# What this task involves
This exercise calls for the records to be repeated in full, exactly as written.
BEGIN Material for this exercise
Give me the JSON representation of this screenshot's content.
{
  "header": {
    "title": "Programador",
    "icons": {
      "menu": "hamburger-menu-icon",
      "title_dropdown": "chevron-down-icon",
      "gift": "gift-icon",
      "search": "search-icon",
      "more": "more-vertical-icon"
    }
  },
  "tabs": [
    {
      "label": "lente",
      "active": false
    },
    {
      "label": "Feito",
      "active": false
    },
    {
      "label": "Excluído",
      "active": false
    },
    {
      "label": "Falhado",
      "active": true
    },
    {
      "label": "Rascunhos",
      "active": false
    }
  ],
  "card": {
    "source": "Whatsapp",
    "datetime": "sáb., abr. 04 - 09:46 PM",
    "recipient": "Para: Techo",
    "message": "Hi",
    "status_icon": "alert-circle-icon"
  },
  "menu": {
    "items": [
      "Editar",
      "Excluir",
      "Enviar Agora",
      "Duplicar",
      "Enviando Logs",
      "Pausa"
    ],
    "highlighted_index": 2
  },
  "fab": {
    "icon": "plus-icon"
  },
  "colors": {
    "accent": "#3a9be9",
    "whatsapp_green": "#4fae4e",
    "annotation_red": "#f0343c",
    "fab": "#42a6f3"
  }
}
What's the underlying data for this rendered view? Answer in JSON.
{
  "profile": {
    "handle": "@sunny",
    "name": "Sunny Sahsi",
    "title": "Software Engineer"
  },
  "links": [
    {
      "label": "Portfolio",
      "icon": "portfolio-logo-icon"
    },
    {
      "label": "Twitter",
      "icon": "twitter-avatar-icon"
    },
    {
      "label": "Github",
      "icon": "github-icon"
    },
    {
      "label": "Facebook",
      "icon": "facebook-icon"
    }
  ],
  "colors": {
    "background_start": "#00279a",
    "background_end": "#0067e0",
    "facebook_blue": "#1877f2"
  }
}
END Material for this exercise
# Exercise solution
Give me the JSON representation of this screenshot's content.
{
  "header": {
    "title": "Programador",
    "icons": {
      "menu": "hamburger-menu-icon",
      "title_dropdown": "chevron-down-icon",
      "gift": "gift-icon",
      "search": "search-icon",
      "more": "more-vertical-icon"
    }
  },
  "tabs": [
    {
      "label": "lente",
      "active": false
    },
    {
      "label": "Feito",
      "active": false
    },
    {
      "label": "Excluído",
      "active": false
    },
    {
      "label": "Falhado",
      "active": true
    },
    {
      "label": "Rascunhos",
      "active": false
    }
  ],
  "card": {
    "source": "Whatsapp",
    "datetime": "sáb., abr. 04 - 09:46 PM",
    "recipient": "Para: Techo",
    "message": "Hi",
    "status_icon": "alert-circle-icon"
  },
  "menu": {
    "items": [
      "Editar",
      "Excluir",
      "Enviar Agora",
      "Duplicar",
      "Enviando Logs",
      "Pausa"
    ],
    "highlighted_index": 2
  },
  "fab": {
    "icon": "plus-icon"
  },
  "colors": {
    "accent": "#3a9be9",
    "whatsapp_green": "#4fae4e",
    "annotation_red": "#f0343c",
    "fab": "#42a6f3"
  }
}
What's the underlying data for this rendered view? Answer in JSON.
{
  "profile": {
    "handle": "@sunny",
    "name": "Sunny Sahsi",
    "title": "Software Engineer"
  },
  "links": [
    {
      "label": "Portfolio",
      "icon": "portfolio-logo-icon"
    },
    {
      "label": "Twitter",
      "icon": "twitter-avatar-icon"
    },
    {
      "label": "Github",
      "icon": "github-icon"
    },
    {
      "label": "Facebook",
      "icon": "facebook-icon"
    }
  ],
  "colors": {
    "background_start": "#00279a",
    "background_end": "#0067e0",
    "facebook_blue": "#1877f2"
  }
}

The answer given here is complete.